  • Huge uninsured deposits: The vast majority of these were uninsured due to it’s largely startup and wealthy customer base.
  • No scope for asset reconstruction: There is no potential buyer of Silicon Valley Bank.

Could this lead to a repeat of what happened in 2008?

  • No probability: At the moment, experts do not expect any issues to spread to the broader banking sector.
  • Diversified customer bases: Other banks are far more diversified across multiple industries, customer bases and geographies.

Impact on Indian startups:

  • Uncertainty over deposits: The failure of SVB is likely to have a ripple effect on Indian startups, many of which have significant amounts of funds deposited with the bank.
  • Hamper the funding: SVB has been a major player in the Indian startup ecosystem, providing banking services and funding to many of the country’s most successful startups, including Flipkart, Ola, and Zomato.
  • Ripple effect: This could lead to a cash crunch for many companies, which may be forced to cut costs, delay projects, or lay off employees.
  • Reduce global footprints: SVB has also been instrumental in helping Indian startups expand into the US market, by providing them with the necessary infrastructure and support to set up operations in Silicon Valley.

How can Indian startups mitigate the impact of SVB’s failure?

Diversify banking relations: Indian startups that have funds deposited with SVB may want to consider diversifying their banking relationships to reduce their exposure to any one bank.

  • Alternative financing: This may involve opening accounts with multiple banks, or exploring alternative banking services such as digital banks or fintech startups.

2008 Financial Crisis:

  • The bankruptcy of Lehman Brothers was a key event in the 2008 financial crisis.Lehman Brothers was one of the largest investment banks in the world, with assets of around $600 billion.  However, the firm had invested heavily in the US housing market, and when the housing market began to decline in 2007, Lehman’s investments began to lose value.
  • In addition, the firm had taken on a large amount of debt to finance its investments and operations.As the value of Lehman’s assets declined and its debt levels increased, the firm became insolvent and was unable to meet its obligations to creditors.In September 2008, Lehman Brothers filed for bankruptcy, triggering a financial panic and market turmoil.

Its impact:

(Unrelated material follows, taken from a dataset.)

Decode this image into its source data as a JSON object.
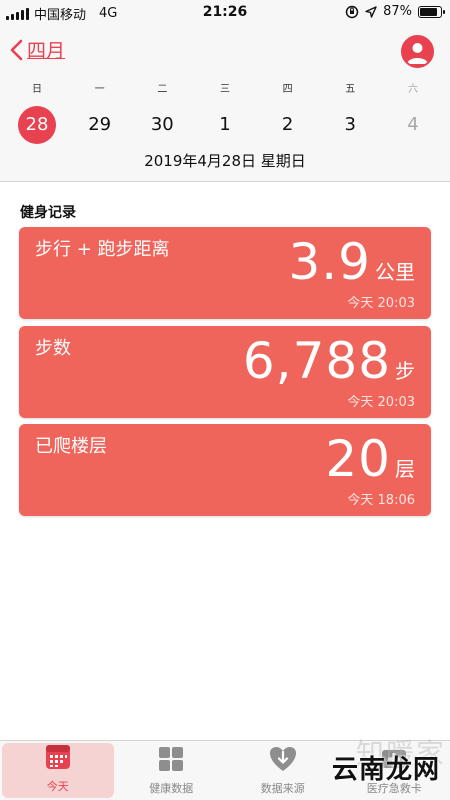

  • The Lehman crisis had far-reaching consequences, including the collapse of other financial institutions, a global recession, and widespread economic and social hardship.The crisis highlighted the risks of excessive leverage and the interconnectedness of financial institutions, and led to significant reforms in financial regulation and risk management practices.
Share Socially